▶ [DATA]:

-=-=-

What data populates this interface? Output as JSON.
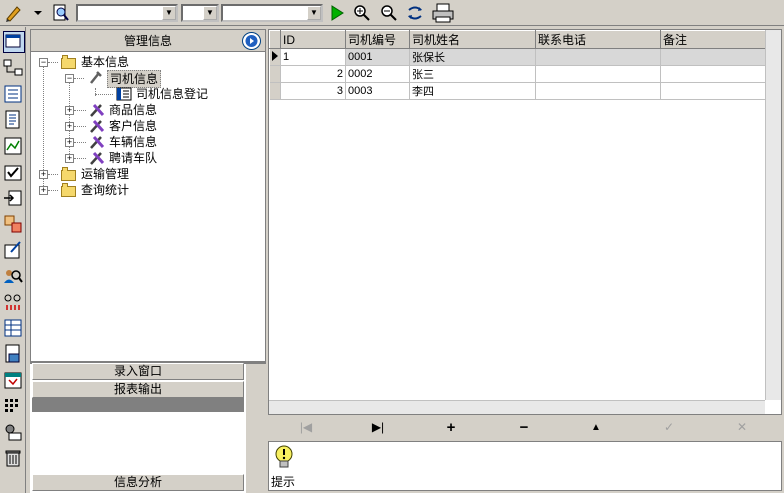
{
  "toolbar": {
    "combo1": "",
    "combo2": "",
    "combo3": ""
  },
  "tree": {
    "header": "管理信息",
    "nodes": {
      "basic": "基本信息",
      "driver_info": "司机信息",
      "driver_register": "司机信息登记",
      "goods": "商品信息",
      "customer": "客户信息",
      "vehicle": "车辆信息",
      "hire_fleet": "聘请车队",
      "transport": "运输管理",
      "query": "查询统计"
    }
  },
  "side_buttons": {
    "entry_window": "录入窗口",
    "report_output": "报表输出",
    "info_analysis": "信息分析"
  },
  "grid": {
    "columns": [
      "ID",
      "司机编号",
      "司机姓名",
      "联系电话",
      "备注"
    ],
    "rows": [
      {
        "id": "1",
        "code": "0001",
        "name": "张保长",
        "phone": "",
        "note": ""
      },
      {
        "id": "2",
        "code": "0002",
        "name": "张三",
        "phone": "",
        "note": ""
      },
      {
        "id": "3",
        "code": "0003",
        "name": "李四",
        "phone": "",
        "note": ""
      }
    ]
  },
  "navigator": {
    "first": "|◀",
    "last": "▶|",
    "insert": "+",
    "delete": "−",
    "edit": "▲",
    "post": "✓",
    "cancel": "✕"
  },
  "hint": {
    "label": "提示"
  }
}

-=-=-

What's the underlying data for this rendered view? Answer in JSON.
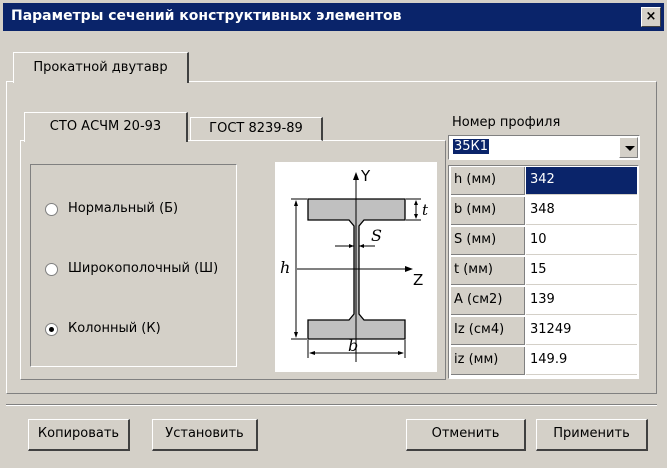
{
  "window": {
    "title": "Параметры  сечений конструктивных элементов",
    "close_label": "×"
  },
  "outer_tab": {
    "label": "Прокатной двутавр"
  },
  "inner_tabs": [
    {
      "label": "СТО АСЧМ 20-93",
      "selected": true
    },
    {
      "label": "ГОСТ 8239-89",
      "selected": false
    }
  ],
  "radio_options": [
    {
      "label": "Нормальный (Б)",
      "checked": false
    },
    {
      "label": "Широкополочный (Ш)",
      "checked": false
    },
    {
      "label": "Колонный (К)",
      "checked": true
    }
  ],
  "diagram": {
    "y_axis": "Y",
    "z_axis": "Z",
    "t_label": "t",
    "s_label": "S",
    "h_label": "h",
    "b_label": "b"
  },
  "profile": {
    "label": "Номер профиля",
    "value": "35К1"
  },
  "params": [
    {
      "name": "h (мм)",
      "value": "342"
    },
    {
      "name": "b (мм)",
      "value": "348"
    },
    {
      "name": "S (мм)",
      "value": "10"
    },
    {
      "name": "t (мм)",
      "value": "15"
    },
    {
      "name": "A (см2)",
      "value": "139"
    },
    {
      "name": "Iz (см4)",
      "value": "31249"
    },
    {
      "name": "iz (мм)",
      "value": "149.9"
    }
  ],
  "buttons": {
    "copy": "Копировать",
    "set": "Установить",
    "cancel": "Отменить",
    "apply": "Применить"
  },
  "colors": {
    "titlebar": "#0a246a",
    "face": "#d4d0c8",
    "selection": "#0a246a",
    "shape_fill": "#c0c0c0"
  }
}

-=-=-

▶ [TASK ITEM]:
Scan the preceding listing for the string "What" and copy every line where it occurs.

▶ [WRITTEN ANSWER]:
What data populates this interface? Output as JSON.
What's the underlying data for this rendered view? Answer in JSON.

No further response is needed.